## Work request
Scan the entries below for the string "soporte" and copy every line where it turns up.

(Dataset rows for apps and sites)
----
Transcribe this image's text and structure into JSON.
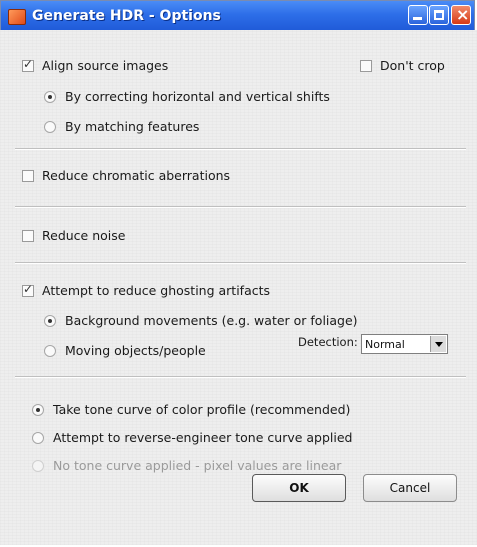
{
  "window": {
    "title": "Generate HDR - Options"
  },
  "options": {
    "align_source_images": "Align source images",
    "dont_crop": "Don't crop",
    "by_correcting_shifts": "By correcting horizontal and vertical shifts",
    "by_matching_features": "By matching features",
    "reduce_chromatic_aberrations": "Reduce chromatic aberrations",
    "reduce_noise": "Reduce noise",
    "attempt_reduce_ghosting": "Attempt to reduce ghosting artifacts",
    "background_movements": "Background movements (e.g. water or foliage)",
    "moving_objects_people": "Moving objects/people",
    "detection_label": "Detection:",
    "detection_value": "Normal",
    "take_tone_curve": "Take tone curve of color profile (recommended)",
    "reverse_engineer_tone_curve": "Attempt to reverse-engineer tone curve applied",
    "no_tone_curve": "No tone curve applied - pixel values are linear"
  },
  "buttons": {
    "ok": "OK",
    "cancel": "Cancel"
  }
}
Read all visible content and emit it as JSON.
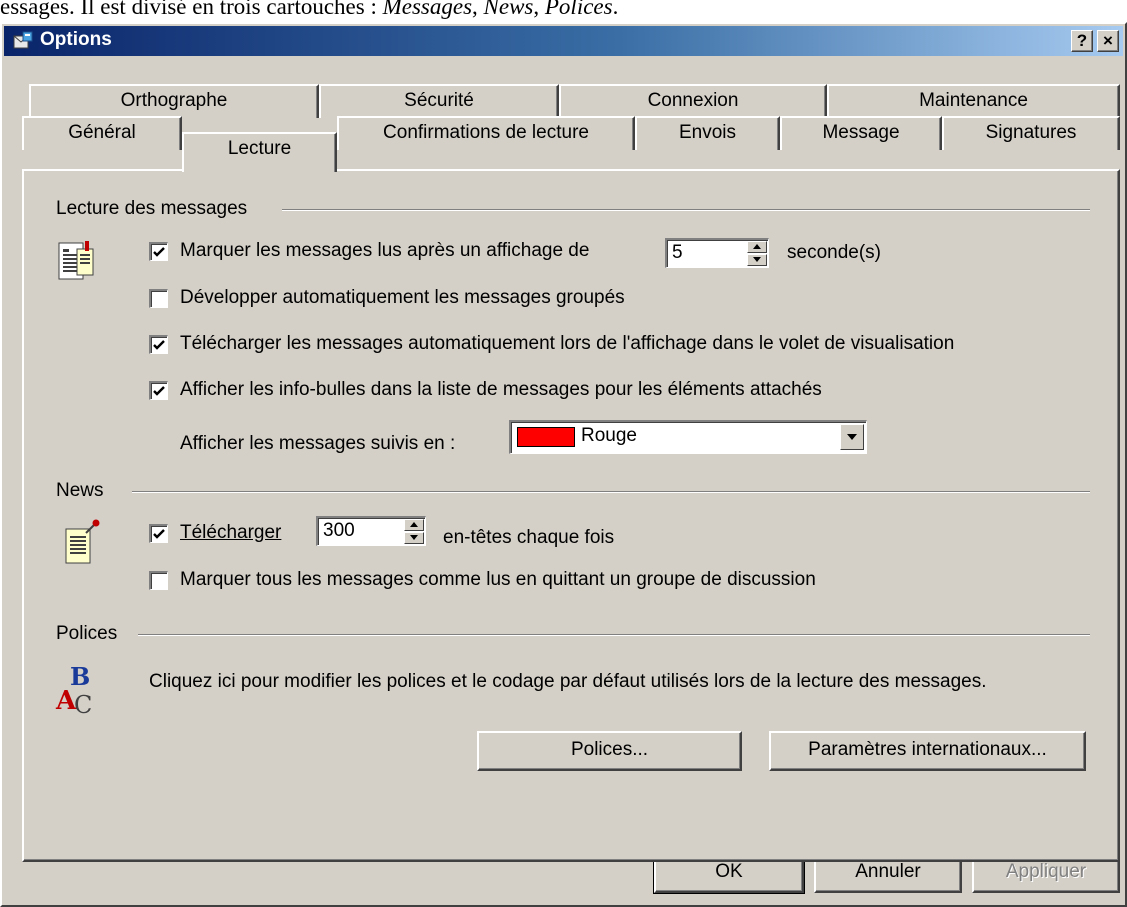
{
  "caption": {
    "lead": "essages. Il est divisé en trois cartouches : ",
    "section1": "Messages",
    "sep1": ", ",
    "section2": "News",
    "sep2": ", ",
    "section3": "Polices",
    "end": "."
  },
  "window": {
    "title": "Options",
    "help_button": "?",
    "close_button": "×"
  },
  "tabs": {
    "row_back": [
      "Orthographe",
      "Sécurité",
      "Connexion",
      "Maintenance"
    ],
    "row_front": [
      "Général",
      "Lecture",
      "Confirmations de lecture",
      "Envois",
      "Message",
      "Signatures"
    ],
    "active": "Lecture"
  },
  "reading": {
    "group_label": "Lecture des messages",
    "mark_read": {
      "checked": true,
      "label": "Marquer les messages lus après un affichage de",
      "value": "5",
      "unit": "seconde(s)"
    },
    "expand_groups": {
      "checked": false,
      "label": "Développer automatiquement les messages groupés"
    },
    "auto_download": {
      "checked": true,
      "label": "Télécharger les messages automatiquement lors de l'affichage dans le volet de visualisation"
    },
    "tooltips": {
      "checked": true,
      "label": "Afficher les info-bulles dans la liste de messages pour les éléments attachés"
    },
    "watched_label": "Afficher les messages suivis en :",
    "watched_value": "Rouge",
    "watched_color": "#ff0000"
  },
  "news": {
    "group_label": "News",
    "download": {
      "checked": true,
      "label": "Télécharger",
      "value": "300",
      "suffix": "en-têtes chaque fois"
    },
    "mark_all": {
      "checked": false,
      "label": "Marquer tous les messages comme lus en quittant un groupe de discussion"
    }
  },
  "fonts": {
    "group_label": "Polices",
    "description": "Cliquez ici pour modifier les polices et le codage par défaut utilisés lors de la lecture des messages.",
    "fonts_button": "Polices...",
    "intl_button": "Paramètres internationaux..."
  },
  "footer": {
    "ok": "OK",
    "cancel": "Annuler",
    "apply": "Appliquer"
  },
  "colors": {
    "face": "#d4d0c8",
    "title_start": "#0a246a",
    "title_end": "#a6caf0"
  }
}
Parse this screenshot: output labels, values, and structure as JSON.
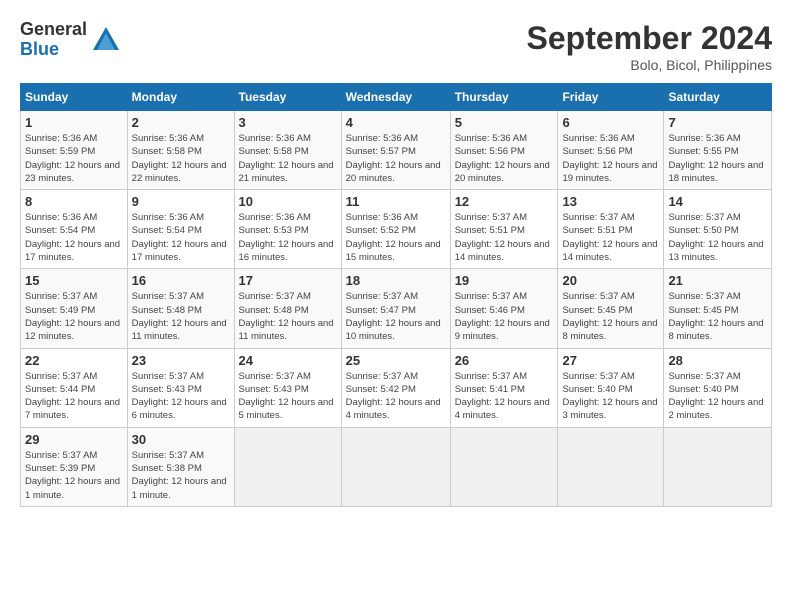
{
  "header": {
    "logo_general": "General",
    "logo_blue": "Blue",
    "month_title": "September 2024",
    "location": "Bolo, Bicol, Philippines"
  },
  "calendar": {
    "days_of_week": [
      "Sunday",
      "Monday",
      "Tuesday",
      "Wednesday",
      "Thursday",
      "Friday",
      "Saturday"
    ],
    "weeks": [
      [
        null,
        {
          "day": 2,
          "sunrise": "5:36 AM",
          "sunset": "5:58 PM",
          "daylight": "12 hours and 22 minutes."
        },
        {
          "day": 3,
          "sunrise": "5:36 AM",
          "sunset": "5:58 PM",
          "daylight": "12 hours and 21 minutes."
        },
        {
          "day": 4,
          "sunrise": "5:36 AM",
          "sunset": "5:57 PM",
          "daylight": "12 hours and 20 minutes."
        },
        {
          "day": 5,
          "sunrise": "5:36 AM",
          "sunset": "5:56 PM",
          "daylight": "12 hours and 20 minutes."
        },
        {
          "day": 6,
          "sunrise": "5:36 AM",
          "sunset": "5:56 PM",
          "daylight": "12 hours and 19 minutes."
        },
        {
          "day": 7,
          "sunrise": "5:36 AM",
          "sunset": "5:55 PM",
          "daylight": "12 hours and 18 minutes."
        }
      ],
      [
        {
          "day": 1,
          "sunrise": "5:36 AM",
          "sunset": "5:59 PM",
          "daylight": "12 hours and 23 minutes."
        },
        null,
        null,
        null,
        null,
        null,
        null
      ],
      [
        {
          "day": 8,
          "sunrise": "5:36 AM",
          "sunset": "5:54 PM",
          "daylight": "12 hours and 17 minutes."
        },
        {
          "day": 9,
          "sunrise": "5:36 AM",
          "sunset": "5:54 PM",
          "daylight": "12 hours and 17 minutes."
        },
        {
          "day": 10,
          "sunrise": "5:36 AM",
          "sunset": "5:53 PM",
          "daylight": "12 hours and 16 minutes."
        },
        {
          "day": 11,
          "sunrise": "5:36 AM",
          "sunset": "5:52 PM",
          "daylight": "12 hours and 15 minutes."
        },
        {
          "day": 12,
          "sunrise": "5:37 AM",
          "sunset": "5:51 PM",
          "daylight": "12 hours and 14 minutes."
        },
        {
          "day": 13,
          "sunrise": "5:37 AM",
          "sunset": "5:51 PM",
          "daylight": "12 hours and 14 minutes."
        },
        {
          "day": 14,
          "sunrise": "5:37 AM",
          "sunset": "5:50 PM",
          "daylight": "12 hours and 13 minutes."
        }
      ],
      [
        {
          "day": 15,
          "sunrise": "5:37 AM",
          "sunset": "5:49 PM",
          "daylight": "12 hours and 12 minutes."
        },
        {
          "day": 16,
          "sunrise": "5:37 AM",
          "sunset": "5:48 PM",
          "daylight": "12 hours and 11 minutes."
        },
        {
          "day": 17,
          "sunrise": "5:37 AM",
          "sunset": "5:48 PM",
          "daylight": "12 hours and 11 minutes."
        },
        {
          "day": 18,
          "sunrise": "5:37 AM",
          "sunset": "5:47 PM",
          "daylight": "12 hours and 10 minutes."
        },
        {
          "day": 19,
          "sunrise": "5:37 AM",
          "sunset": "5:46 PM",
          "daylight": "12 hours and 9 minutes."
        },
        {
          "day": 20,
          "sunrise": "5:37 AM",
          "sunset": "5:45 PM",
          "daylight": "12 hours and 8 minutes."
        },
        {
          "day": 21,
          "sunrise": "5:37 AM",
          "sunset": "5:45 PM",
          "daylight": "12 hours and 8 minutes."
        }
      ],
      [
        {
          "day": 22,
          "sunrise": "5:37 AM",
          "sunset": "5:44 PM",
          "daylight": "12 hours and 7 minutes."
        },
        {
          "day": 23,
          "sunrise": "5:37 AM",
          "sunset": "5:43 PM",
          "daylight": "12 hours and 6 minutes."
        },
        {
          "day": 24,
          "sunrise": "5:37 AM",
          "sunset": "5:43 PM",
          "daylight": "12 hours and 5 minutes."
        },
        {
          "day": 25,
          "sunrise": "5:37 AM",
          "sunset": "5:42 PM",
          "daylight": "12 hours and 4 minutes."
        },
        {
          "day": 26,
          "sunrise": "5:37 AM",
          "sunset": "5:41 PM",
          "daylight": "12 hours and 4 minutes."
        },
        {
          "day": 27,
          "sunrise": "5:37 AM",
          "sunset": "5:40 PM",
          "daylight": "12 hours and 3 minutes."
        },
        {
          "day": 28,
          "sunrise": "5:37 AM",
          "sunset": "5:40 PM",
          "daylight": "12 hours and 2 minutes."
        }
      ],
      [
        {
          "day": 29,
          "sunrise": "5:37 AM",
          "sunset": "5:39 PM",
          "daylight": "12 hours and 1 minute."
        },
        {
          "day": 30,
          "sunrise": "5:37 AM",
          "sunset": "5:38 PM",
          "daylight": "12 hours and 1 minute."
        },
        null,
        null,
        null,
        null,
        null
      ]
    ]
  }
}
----
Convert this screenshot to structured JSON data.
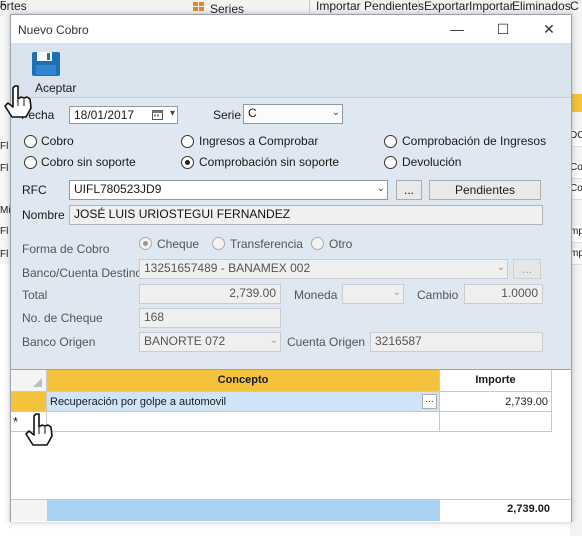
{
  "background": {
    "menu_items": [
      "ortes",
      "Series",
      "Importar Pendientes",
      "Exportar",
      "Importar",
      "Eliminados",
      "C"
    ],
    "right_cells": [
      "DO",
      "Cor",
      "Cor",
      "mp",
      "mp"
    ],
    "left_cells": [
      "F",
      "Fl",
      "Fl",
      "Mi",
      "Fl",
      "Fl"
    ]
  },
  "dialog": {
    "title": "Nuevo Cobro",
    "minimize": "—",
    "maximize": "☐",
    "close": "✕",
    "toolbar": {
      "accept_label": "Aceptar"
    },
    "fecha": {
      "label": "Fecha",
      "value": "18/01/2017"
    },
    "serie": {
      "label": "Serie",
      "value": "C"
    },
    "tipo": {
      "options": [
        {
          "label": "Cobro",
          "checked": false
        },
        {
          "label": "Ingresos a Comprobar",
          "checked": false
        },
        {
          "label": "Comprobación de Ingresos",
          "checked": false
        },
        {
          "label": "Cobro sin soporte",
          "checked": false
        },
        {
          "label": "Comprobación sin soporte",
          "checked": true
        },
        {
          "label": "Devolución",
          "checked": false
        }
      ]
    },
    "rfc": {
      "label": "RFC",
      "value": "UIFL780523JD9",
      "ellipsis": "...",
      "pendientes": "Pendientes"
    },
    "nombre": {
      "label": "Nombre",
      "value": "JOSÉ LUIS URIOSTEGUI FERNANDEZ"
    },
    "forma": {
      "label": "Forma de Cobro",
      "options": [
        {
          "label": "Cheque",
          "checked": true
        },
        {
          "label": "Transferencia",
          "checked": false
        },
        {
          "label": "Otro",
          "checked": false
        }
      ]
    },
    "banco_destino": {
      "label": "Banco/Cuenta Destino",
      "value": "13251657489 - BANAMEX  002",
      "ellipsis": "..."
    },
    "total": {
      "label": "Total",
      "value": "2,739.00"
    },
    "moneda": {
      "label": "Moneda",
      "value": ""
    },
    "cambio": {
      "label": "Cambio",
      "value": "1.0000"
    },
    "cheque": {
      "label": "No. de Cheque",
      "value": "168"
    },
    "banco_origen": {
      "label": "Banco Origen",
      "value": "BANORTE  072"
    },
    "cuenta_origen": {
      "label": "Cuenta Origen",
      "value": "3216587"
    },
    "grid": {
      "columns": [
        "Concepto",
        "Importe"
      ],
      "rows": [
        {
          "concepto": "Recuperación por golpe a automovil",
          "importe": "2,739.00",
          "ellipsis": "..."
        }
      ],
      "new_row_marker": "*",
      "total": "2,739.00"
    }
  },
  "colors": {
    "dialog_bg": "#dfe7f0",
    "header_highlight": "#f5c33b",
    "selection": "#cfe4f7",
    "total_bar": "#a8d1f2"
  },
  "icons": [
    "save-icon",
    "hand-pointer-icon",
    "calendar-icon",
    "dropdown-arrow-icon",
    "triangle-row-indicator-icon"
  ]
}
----
## Expected answer
          "label": "Cobro sin soporte",
          "label": "Comprobación sin soporte",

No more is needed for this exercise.